▶ **Your task**
What you return must be the complete listing, unchanged.

▶ **Dataset content**
+++++

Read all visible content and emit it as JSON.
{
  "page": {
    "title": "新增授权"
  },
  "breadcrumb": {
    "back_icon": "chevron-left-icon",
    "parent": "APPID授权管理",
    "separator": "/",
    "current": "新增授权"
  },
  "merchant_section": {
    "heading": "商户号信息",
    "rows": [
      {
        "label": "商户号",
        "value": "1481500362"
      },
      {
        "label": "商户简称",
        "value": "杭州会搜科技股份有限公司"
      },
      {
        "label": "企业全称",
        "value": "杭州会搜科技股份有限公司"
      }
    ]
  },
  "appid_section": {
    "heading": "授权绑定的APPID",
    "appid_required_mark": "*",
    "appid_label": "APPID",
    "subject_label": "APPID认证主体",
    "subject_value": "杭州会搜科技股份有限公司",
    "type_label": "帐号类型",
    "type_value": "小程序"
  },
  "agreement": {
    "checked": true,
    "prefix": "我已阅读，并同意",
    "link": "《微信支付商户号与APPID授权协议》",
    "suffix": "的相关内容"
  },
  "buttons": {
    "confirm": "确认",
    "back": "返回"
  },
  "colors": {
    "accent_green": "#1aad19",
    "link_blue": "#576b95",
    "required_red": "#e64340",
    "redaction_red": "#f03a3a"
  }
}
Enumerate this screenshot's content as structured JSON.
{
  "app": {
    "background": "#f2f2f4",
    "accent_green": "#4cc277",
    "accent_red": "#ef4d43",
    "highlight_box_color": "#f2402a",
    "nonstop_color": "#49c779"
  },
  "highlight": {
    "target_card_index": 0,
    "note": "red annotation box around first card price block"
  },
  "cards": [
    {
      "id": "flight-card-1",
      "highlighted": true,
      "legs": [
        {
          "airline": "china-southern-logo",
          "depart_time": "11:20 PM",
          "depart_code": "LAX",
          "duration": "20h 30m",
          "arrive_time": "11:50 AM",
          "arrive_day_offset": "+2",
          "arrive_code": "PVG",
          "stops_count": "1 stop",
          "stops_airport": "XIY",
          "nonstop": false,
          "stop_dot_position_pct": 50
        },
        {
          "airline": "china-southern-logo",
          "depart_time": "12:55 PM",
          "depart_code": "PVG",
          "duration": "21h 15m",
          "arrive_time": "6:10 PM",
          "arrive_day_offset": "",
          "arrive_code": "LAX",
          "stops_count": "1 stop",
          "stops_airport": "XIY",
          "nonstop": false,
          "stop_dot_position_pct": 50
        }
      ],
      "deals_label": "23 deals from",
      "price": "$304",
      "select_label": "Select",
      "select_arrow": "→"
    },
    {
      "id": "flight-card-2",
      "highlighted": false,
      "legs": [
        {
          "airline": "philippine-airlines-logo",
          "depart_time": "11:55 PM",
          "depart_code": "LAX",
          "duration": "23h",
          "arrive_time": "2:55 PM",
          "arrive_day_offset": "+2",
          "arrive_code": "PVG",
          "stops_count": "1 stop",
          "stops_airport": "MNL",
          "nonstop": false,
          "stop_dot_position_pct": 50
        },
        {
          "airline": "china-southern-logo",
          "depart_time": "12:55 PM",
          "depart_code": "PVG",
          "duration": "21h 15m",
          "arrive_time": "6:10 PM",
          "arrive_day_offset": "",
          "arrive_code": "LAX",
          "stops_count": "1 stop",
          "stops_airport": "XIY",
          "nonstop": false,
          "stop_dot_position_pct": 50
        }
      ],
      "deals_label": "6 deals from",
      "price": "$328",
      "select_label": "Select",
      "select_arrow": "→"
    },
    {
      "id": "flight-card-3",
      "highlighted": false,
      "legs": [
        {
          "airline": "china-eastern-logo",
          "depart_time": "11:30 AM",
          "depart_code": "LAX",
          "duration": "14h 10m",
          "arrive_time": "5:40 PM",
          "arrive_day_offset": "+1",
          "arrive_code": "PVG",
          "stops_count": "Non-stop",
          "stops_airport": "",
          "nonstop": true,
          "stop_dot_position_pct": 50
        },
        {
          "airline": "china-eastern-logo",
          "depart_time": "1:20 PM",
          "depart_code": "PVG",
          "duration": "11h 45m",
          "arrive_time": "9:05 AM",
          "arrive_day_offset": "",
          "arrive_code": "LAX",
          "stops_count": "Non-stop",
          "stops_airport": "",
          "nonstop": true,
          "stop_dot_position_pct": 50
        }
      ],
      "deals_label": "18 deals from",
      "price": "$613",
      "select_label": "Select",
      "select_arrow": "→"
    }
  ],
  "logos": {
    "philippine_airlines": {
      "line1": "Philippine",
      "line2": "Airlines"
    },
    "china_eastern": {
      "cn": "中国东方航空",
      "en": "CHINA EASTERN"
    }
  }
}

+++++

▶ **Exercise response**
Read all visible content and emit it as JSON.
{
  "page": {
    "title": "新增授权"
  },
  "breadcrumb": {
    "back_icon": "chevron-left-icon",
    "parent": "APPID授权管理",
    "separator": "/",
    "current": "新增授权"
  },
  "merchant_section": {
    "heading": "商户号信息",
    "rows": [
      {
        "label": "商户号",
        "value": "1481500362"
      },
      {
        "label": "商户简称",
        "value": "杭州会搜科技股份有限公司"
      },
      {
        "label": "企业全称",
        "value": "杭州会搜科技股份有限公司"
      }
    ]
  },
  "appid_section": {
    "heading": "授权绑定的APPID",
    "appid_required_mark": "*",
    "appid_label": "APPID",
    "subject_label": "APPID认证主体",
    "subject_value": "杭州会搜科技股份有限公司",
    "type_label": "帐号类型",
    "type_value": "小程序"
  },
  "agreement": {
    "checked": true,
    "prefix": "我已阅读，并同意",
    "link": "《微信支付商户号与APPID授权协议》",
    "suffix": "的相关内容"
  },
  "buttons": {
    "confirm": "确认",
    "back": "返回"
  },
  "colors": {
    "accent_green": "#1aad19",
    "link_blue": "#576b95",
    "required_red": "#e64340",
    "redaction_red": "#f03a3a"
  }
}
Enumerate this screenshot's content as structured JSON.
{
  "app": {
    "background": "#f2f2f4",
    "accent_green": "#4cc277",
    "accent_red": "#ef4d43",
    "highlight_box_color": "#f2402a",
    "nonstop_color": "#49c779"
  },
  "highlight": {
    "target_card_index": 0,
    "note": "red annotation box around first card price block"
  },
  "cards": [
    {
      "id": "flight-card-1",
      "highlighted": true,
      "legs": [
        {
          "airline": "china-southern-logo",
          "depart_time": "11:20 PM",
          "depart_code": "LAX",
          "duration": "20h 30m",
          "arrive_time": "11:50 AM",
          "arrive_day_offset": "+2",
          "arrive_code": "PVG",
          "stops_count": "1 stop",
          "stops_airport": "XIY",
          "nonstop": false,
          "stop_dot_position_pct": 50
        },
        {
          "airline": "china-southern-logo",
          "depart_time": "12:55 PM",
          "depart_code": "PVG",
          "duration": "21h 15m",
          "arrive_time": "6:10 PM",
          "arrive_day_offset": "",
          "arrive_code": "LAX",
          "stops_count": "1 stop",
          "stops_airport": "XIY",
          "nonstop": false,
          "stop_dot_position_pct": 50
        }
      ],
      "deals_label": "23 deals from",
      "price": "$304",
      "select_label": "Select",
      "select_arrow": "→"
    },
    {
      "id": "flight-card-2",
      "highlighted": false,
      "legs": [
        {
          "airline": "philippine-airlines-logo",
          "depart_time": "11:55 PM",
          "depart_code": "LAX",
          "duration": "23h",
          "arrive_time": "2:55 PM",
          "arrive_day_offset": "+2",
          "arrive_code": "PVG",
          "stops_count": "1 stop",
          "stops_airport": "MNL",
          "nonstop": false,
          "stop_dot_position_pct": 50
        },
        {
          "airline": "china-southern-logo",
          "depart_time": "12:55 PM",
          "depart_code": "PVG",
          "duration": "21h 15m",
          "arrive_time": "6:10 PM",
          "arrive_day_offset": "",
          "arrive_code": "LAX",
          "stops_count": "1 stop",
          "stops_airport": "XIY",
          "nonstop": false,
          "stop_dot_position_pct": 50
        }
      ],
      "deals_label": "6 deals from",
      "price": "$328",
      "select_label": "Select",
      "select_arrow": "→"
    },
    {
      "id": "flight-card-3",
      "highlighted": false,
      "legs": [
        {
          "airline": "china-eastern-logo",
          "depart_time": "11:30 AM",
          "depart_code": "LAX",
          "duration": "14h 10m",
          "arrive_time": "5:40 PM",
          "arrive_day_offset": "+1",
          "arrive_code": "PVG",
          "stops_count": "Non-stop",
          "stops_airport": "",
          "nonstop": true,
          "stop_dot_position_pct": 50
        },
        {
          "airline": "china-eastern-logo",
          "depart_time": "1:20 PM",
          "depart_code": "PVG",
          "duration": "11h 45m",
          "arrive_time": "9:05 AM",
          "arrive_day_offset": "",
          "arrive_code": "LAX",
          "stops_count": "Non-stop",
          "stops_airport": "",
          "nonstop": true,
          "stop_dot_position_pct": 50
        }
      ],
      "deals_label": "18 deals from",
      "price": "$613",
      "select_label": "Select",
      "select_arrow": "→"
    }
  ],
  "logos": {
    "philippine_airlines": {
      "line1": "Philippine",
      "line2": "Airlines"
    },
    "china_eastern": {
      "cn": "中国东方航空",
      "en": "CHINA EASTERN"
    }
  }
}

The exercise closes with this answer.